Cars like this, however, are (or should be) more about the drive than anything else. And here, we were pleasantly surprised. The more time we spent in the new Eclipse, the more we liked it. Don’t get us wrong; it’s not the nimble little pocket-rocket the first couple were–it almost feels more of a grand tourer. But our 170-horse 2.4-liter was a free-revving gem, and the 5-speed manual had gears perfectly spaced for speed. MIVEC variable vale timing makes up for the old-tech iron construction–at least at high rpm. Zero-to-sixty happens in about eight seconds–not stellar by any means, especially when compared to something like the similarly-priced ’06 Civic Si we like so much–but it feels quick all the same.

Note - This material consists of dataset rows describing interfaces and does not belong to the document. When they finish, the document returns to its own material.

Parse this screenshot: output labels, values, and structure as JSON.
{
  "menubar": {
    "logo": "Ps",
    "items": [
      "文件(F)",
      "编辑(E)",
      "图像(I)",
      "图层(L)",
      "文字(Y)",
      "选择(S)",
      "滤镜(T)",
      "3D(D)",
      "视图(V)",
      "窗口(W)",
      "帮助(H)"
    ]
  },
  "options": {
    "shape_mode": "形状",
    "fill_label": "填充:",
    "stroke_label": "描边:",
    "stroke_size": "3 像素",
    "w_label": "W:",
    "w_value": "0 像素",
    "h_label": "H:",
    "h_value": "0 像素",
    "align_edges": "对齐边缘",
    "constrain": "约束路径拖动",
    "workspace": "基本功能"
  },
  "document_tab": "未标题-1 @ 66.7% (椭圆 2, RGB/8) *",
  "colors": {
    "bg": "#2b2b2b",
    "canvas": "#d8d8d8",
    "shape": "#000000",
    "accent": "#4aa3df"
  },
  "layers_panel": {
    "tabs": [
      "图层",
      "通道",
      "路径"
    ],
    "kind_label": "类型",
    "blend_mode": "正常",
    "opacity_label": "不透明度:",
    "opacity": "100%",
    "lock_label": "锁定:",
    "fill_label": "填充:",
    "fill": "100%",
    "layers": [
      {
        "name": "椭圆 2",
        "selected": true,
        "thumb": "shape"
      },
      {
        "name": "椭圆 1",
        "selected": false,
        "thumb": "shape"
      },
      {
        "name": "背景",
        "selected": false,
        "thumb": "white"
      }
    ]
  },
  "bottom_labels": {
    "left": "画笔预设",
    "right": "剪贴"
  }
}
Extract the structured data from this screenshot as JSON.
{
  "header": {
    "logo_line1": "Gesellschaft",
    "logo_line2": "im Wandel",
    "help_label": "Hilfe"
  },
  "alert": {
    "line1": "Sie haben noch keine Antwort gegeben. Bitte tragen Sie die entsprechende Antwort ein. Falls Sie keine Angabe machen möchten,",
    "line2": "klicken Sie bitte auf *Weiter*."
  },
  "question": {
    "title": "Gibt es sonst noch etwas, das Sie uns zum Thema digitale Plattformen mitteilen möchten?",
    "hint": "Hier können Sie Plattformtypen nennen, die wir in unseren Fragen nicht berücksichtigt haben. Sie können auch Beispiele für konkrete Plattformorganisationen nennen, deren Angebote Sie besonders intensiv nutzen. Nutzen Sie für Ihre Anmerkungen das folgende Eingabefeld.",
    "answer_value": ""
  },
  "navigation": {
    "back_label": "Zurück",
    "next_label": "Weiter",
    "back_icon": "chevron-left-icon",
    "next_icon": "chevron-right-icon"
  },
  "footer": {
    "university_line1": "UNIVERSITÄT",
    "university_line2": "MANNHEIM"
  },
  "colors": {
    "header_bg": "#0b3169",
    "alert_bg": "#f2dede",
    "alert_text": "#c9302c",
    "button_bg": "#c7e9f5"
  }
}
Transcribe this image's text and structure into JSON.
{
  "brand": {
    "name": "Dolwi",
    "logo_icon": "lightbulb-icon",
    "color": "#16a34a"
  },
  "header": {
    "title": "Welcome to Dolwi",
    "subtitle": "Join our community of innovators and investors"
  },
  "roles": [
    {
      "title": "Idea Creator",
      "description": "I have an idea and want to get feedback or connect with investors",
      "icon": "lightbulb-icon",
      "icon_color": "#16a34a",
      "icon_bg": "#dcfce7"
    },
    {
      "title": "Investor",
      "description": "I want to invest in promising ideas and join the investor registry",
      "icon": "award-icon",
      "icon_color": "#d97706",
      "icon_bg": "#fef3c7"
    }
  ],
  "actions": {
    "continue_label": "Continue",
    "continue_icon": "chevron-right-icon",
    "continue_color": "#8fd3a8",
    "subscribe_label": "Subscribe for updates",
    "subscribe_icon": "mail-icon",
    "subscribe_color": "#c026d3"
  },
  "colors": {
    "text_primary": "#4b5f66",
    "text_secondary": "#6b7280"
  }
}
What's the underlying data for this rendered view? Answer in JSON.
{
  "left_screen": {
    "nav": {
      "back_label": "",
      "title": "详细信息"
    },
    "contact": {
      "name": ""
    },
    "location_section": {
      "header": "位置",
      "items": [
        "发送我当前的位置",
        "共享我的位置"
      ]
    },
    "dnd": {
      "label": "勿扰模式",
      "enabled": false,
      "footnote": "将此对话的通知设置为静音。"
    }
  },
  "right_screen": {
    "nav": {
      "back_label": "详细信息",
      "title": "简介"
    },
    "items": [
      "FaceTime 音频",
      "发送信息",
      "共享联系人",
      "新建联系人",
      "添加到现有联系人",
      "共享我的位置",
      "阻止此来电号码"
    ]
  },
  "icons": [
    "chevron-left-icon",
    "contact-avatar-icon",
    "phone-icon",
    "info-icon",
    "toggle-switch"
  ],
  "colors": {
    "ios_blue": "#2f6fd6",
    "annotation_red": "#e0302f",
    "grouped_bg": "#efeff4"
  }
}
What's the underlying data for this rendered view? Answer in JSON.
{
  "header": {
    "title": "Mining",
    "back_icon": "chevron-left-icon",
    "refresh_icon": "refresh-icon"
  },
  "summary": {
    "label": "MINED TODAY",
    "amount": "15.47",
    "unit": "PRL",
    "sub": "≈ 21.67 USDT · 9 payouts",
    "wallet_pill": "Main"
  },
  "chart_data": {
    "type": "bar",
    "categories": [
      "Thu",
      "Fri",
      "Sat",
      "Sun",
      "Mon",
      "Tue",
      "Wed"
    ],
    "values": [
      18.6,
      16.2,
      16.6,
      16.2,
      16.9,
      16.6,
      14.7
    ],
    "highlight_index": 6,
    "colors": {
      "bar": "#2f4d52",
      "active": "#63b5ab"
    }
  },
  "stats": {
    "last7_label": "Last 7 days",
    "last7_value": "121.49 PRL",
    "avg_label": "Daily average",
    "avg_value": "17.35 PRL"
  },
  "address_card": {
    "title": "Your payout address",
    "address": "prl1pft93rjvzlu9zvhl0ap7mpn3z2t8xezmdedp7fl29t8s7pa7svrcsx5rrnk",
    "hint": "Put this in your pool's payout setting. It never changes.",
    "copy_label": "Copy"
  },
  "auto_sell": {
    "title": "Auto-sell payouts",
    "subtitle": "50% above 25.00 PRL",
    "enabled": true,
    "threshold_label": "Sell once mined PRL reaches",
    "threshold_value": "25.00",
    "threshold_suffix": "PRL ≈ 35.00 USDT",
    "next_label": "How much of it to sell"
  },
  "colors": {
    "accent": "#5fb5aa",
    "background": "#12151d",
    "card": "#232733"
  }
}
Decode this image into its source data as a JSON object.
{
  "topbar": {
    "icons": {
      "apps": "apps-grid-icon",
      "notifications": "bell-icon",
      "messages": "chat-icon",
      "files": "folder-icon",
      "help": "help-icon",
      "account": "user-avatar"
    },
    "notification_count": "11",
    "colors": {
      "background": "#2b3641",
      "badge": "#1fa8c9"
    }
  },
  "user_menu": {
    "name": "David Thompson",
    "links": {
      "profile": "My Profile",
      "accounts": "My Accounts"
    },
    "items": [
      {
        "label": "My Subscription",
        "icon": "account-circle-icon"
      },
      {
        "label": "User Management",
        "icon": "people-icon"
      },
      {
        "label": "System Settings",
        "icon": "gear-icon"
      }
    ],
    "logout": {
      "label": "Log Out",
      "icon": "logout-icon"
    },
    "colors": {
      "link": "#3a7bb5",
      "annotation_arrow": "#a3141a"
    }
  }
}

And the ride was pleasantly surprising, too. Not at all punishing, the suspension allows for the perfect amount of body roll without ever feeling sketchy. The suspension is independent at both ends, with disc brakes up front and drums in the rear–old-tech but it works. On the track this car would be left in the dust, but on public roads it’s a good mix of comfort and a sporty feel. Paired with the peppy drivetrain, this suspension setup makes this a car you want to break laws with–maybe not break records, but certainly laws.
The 3.8-liter six-cylinder will run you another four grand–and gets you another 100 horsepower as well. That’s more of a street-racer, and it’s likely to be the much more serious car. Still the base Eclipse–and the one that most customers will choose–turned out to be a joy, all faults aside. The Eclipse has always been a sports-car for the enthusiast on a budget. Like many of those buyers, it’s grown up some–it’s now less about speed than style; more about suppleness than sport. But it’s still fun, and unarguably good-looking. With an automatic tranny, it might be a different story–but even the 4-banger Eclipse turns out to be a ride we can respect.